=== Begin Enclosure ===

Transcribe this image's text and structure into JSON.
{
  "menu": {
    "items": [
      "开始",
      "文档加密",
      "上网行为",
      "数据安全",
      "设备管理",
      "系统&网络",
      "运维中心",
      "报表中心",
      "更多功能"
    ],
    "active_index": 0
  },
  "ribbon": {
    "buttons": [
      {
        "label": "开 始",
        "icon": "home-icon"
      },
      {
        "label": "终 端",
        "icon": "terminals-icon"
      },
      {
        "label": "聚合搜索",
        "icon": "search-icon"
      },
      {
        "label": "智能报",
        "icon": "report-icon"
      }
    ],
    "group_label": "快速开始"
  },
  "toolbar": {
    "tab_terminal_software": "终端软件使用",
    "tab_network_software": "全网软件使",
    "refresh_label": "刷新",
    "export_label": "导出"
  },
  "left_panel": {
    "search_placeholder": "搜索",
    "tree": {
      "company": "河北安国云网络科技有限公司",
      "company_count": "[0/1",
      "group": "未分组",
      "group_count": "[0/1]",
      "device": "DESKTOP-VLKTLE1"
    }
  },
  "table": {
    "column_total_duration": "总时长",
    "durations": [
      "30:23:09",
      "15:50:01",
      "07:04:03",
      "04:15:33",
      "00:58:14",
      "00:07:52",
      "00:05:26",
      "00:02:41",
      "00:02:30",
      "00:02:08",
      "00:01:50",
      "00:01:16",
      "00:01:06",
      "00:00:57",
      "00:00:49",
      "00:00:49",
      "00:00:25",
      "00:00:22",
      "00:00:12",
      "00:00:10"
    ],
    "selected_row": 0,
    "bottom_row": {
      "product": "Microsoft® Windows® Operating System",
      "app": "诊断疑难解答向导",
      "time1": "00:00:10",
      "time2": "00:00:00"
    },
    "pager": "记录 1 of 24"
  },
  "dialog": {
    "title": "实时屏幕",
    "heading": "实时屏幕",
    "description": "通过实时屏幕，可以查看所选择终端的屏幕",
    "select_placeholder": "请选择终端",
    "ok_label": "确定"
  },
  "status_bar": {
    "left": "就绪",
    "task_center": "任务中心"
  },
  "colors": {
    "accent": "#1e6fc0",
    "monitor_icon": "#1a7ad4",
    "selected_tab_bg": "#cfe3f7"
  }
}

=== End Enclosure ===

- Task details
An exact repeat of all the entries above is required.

- Written answer
Transcribe this image's text and structure into JSON.
{
  "menu": {
    "items": [
      "开始",
      "文档加密",
      "上网行为",
      "数据安全",
      "设备管理",
      "系统&网络",
      "运维中心",
      "报表中心",
      "更多功能"
    ],
    "active_index": 0
  },
  "ribbon": {
    "buttons": [
      {
        "label": "开 始",
        "icon": "home-icon"
      },
      {
        "label": "终 端",
        "icon": "terminals-icon"
      },
      {
        "label": "聚合搜索",
        "icon": "search-icon"
      },
      {
        "label": "智能报",
        "icon": "report-icon"
      }
    ],
    "group_label": "快速开始"
  },
  "toolbar": {
    "tab_terminal_software": "终端软件使用",
    "tab_network_software": "全网软件使",
    "refresh_label": "刷新",
    "export_label": "导出"
  },
  "left_panel": {
    "search_placeholder": "搜索",
    "tree": {
      "company": "河北安国云网络科技有限公司",
      "company_count": "[0/1",
      "group": "未分组",
      "group_count": "[0/1]",
      "device": "DESKTOP-VLKTLE1"
    }
  },
  "table": {
    "column_total_duration": "总时长",
    "durations": [
      "30:23:09",
      "15:50:01",
      "07:04:03",
      "04:15:33",
      "00:58:14",
      "00:07:52",
      "00:05:26",
      "00:02:41",
      "00:02:30",
      "00:02:08",
      "00:01:50",
      "00:01:16",
      "00:01:06",
      "00:00:57",
      "00:00:49",
      "00:00:49",
      "00:00:25",
      "00:00:22",
      "00:00:12",
      "00:00:10"
    ],
    "selected_row": 0,
    "bottom_row": {
      "product": "Microsoft® Windows® Operating System",
      "app": "诊断疑难解答向导",
      "time1": "00:00:10",
      "time2": "00:00:00"
    },
    "pager": "记录 1 of 24"
  },
  "dialog": {
    "title": "实时屏幕",
    "heading": "实时屏幕",
    "description": "通过实时屏幕，可以查看所选择终端的屏幕",
    "select_placeholder": "请选择终端",
    "ok_label": "确定"
  },
  "status_bar": {
    "left": "就绪",
    "task_center": "任务中心"
  },
  "colors": {
    "accent": "#1e6fc0",
    "monitor_icon": "#1a7ad4",
    "selected_tab_bg": "#cfe3f7"
  }
}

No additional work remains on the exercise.